- What is needed -
Make an exact copy of the entries, taking out every picture.

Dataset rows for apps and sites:
====

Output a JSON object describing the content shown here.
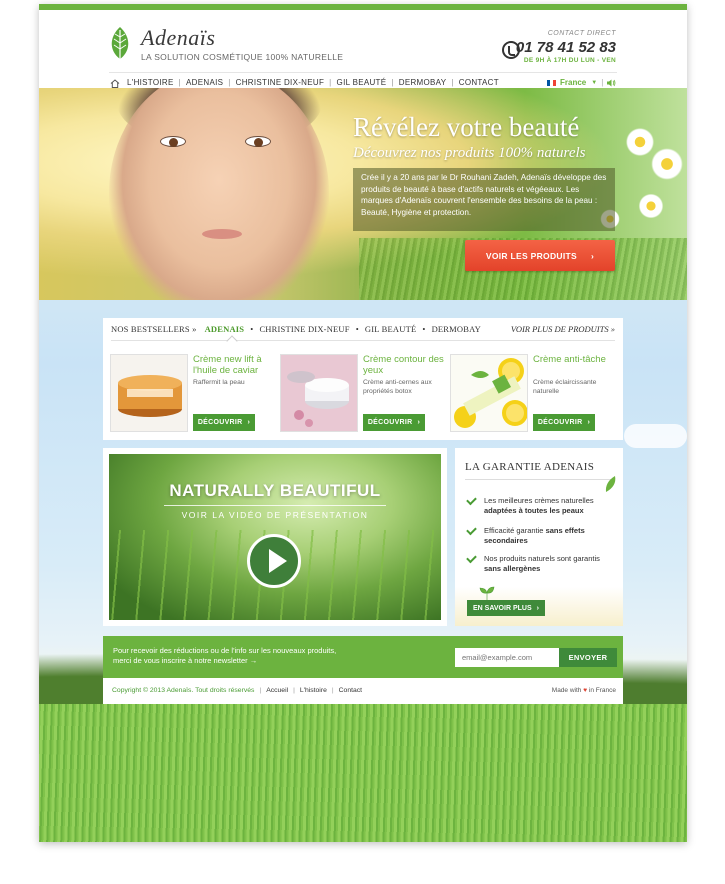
{
  "header": {
    "brand": "Adenaïs",
    "tagline": "LA SOLUTION COSMÉTIQUE 100% NATURELLE",
    "contact_label": "CONTACT DIRECT",
    "phone": "01 78 41 52 83",
    "hours": "DE 9H À 17H DU LUN - VEN"
  },
  "nav": {
    "items": [
      "L'HISTOIRE",
      "ADENAIS",
      "CHRISTINE DIX-NEUF",
      "GIL BEAUTÉ",
      "DERMOBAY",
      "CONTACT"
    ],
    "language": "France"
  },
  "hero": {
    "title": "Révélez votre beauté",
    "subtitle": "Découvrez nos produits 100% naturels",
    "text": "Crée il y a 20 ans par le Dr Rouhani Zadeh, Adenaïs développe des produits de beauté à base d'actifs naturels et végéeaux. Les marques d'Adenaïs couvrent l'ensemble des besoins de la peau : Beauté, Hygiène et protection.",
    "button": "VOIR LES PRODUITS"
  },
  "bestsellers": {
    "label": "NOS BESTSELLERS »",
    "tabs": [
      "ADENAIS",
      "CHRISTINE DIX-NEUF",
      "GIL BEAUTÉ",
      "DERMOBAY"
    ],
    "more": "VOIR PLUS DE PRODUITS »",
    "products": [
      {
        "title": "Crème new lift à l'huile de caviar",
        "desc": "Raffermit la peau",
        "button": "DÉCOUVRIR"
      },
      {
        "title": "Crème contour des yeux",
        "desc": "Crème anti-cernes aux propriétés botox",
        "button": "DÉCOUVRIR"
      },
      {
        "title": "Crème anti-tâche",
        "desc": "Crème éclaircissante naturelle",
        "button": "DÉCOUVRIR"
      }
    ]
  },
  "video": {
    "title": "NATURALLY BEAUTIFUL",
    "subtitle": "VOIR LA VIDÉO DE PRÉSENTATION"
  },
  "guarantee": {
    "title": "LA GARANTIE ADENAIS",
    "items": [
      {
        "text": "Les meilleures crèmes naturelles",
        "bold": "adaptées à toutes les peaux"
      },
      {
        "text": "Efficacité garantie",
        "bold": "sans effets secondaires"
      },
      {
        "text": "Nos produits naturels sont garantis",
        "bold": "sans allergènes"
      }
    ],
    "button": "EN SAVOIR PLUS"
  },
  "newsletter": {
    "text_line1": "Pour recevoir des réductions ou de l'info sur les nouveaux produits,",
    "text_line2": "merci de vous inscrire à notre newsletter →",
    "placeholder": "email@example.com",
    "button": "ENVOYER"
  },
  "footer": {
    "copyright": "Copyright © 2013 Adenaïs. Tout droits réservés",
    "links": [
      "Accueil",
      "L'histoire",
      "Contact"
    ],
    "made_with_prefix": "Made with",
    "made_with_suffix": "in France"
  }
}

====

- Answer box -
Output a JSON object describing the content shown here.
{
  "header": {
    "brand": "Adenaïs",
    "tagline": "LA SOLUTION COSMÉTIQUE 100% NATURELLE",
    "contact_label": "CONTACT DIRECT",
    "phone": "01 78 41 52 83",
    "hours": "DE 9H À 17H DU LUN - VEN"
  },
  "nav": {
    "items": [
      "L'HISTOIRE",
      "ADENAIS",
      "CHRISTINE DIX-NEUF",
      "GIL BEAUTÉ",
      "DERMOBAY",
      "CONTACT"
    ],
    "language": "France"
  },
  "hero": {
    "title": "Révélez votre beauté",
    "subtitle": "Découvrez nos produits 100% naturels",
    "text": "Crée il y a 20 ans par le Dr Rouhani Zadeh, Adenaïs développe des produits de beauté à base d'actifs naturels et végéeaux. Les marques d'Adenaïs couvrent l'ensemble des besoins de la peau : Beauté, Hygiène et protection.",
    "button": "VOIR LES PRODUITS"
  },
  "bestsellers": {
    "label": "NOS BESTSELLERS »",
    "tabs": [
      "ADENAIS",
      "CHRISTINE DIX-NEUF",
      "GIL BEAUTÉ",
      "DERMOBAY"
    ],
    "more": "VOIR PLUS DE PRODUITS »",
    "products": [
      {
        "title": "Crème new lift à l'huile de caviar",
        "desc": "Raffermit la peau",
        "button": "DÉCOUVRIR"
      },
      {
        "title": "Crème contour des yeux",
        "desc": "Crème anti-cernes aux propriétés botox",
        "button": "DÉCOUVRIR"
      },
      {
        "title": "Crème anti-tâche",
        "desc": "Crème éclaircissante naturelle",
        "button": "DÉCOUVRIR"
      }
    ]
  },
  "video": {
    "title": "NATURALLY BEAUTIFUL",
    "subtitle": "VOIR LA VIDÉO DE PRÉSENTATION"
  },
  "guarantee": {
    "title": "LA GARANTIE ADENAIS",
    "items": [
      {
        "text": "Les meilleures crèmes naturelles",
        "bold": "adaptées à toutes les peaux"
      },
      {
        "text": "Efficacité garantie",
        "bold": "sans effets secondaires"
      },
      {
        "text": "Nos produits naturels sont garantis",
        "bold": "sans allergènes"
      }
    ],
    "button": "EN SAVOIR PLUS"
  },
  "newsletter": {
    "text_line1": "Pour recevoir des réductions ou de l'info sur les nouveaux produits,",
    "text_line2": "merci de vous inscrire à notre newsletter →",
    "placeholder": "email@example.com",
    "button": "ENVOYER"
  },
  "footer": {
    "copyright": "Copyright © 2013 Adenaïs. Tout droits réservés",
    "links": [
      "Accueil",
      "L'histoire",
      "Contact"
    ],
    "made_with_prefix": "Made with",
    "made_with_suffix": "in France"
  }
}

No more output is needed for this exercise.